DAPPER DAN: MADE IN HARLEM, by Daniel R. Day. Random House, 304 pp., $28.
You can always trust an autobiographer who discloses a childhood memory in which he and his siblings “had to smack a cereal box twice on its side . . . to make sure we got the roaches out before we started pouring it into our bowls.”
This may seem a strange point to begin assessing remembrances as enthralling as those of Daniel R. Day, better known as “Dapper Dan,” fabled Harlem fashion mogul and groundbreaking virtuoso of luxury logo-bearing streetwear. Still, minor anecdotes like the one about the cereal box attest to a fine-tuned sense of detail that one would expect from a legendary clothes designer and culture hero.
Through the 1980s and 1990s, decades rife with crime, crack plagues and economic instability, Dapper Dan built his 125th Street store, along with his brand and reputation, on a method of screen printing such name-brand logos (Gucci, Louis Vuitton and Fendi) for custom-made casual wear and suits. The Harlem gangsters comprising his first wave of high-profile customers were soon joined by such myriad black superstars as Big Daddy Kane, Mike Tyson, Eric B and Rakim, Jam Master Jay, P. DIddy and Jay-Z. How Daniel Day reached this prominence makes for a classic tale of black self-invention, an “Up From Slavery” for the hip-hop era.
Day grew up hungry in mid-20th century Harlem, “though we didn’t know we were poor because everybody we know was struggling like us.” Vividly, but without sentimentality, he evokes both the pleasures and hazards of living and dreaming in what was once considered the citadel of black America, where “hustling was a normal, often lucrative line of work." He once aspired to become a writer, and this book, however much its style slips into street colloquialisms, attests to his formidable storytelling chops.
By 15, Day had dropped out of high school, finding education and economic development through various forms of hustling, whether through petty theft, shining shoes or, most lucratively, what he calls “firing coffee,” or shooting dice. He was also getting into “the drug game” and was only able to get clean of heroin addiction during a three-month jail stretch on breaking-and-entering charges.

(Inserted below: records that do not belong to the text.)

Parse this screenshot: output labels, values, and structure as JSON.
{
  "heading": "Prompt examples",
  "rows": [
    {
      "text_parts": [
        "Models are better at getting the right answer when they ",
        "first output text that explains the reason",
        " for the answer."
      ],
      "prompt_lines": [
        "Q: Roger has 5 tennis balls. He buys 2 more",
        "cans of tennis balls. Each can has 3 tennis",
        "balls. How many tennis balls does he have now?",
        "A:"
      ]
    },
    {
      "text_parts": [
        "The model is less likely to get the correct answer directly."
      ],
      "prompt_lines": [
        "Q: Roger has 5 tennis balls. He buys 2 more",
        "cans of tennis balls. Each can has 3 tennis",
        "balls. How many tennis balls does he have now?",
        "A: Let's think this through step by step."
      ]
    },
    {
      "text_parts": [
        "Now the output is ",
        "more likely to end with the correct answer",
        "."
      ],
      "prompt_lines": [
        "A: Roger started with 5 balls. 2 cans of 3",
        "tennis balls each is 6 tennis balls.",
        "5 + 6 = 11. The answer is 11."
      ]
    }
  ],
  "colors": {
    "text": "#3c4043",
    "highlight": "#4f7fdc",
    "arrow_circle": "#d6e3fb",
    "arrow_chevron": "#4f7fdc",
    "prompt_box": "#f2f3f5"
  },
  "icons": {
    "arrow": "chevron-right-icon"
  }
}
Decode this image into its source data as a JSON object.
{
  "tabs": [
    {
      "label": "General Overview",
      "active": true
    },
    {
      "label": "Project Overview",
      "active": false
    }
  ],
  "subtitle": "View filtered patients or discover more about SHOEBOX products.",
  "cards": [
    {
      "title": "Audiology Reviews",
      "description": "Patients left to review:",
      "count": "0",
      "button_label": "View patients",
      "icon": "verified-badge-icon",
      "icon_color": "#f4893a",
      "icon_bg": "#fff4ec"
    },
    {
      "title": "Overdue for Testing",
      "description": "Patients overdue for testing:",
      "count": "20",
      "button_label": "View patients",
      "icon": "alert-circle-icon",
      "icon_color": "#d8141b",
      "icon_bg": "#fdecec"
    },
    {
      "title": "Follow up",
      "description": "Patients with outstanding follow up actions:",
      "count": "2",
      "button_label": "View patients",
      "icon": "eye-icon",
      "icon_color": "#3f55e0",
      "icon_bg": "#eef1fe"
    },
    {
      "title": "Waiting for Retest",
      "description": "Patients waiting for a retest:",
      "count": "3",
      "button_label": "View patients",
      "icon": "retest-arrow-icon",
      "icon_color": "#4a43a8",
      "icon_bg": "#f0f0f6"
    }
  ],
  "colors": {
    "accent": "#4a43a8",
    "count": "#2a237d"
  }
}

From that point on, the story assumes a more-or-less ascendant curve: Day forsakes a Columbia journalism scholarship for a summer tour of Africa, where he “fell in love” with both the clothing and the tailoring styles he encountered on the continent. African clothes, Day recalls, “fit me better than anything I’d ever bought or shoplifted from a story in New York.” A few years later, he returns to Africa as part of the pop-music festival accompanying the 1974 Muhammad Ali-George Foreman “rumble in the jungle” in Zaire. During a delay in the fight caused when Foreman is hurt in a sparring accident, Day roams other African countries looking for “things to wear” and solidifies his calling to make “people look fly.” And that, on some level, was only the beginning of what was still an arduous advancement to cult fame.
Day conveys both his streetwise philosophy and the details of his life with a sang froid that forgoes self-pity or simplistic bromides (for example, “If I can do it, so can you”). If Dapper Dan is telling his readers anything, it may be nothing more complicated than this: I was often tempted to count myself out, but I didn’t. Look what happened and draw your own conclusions.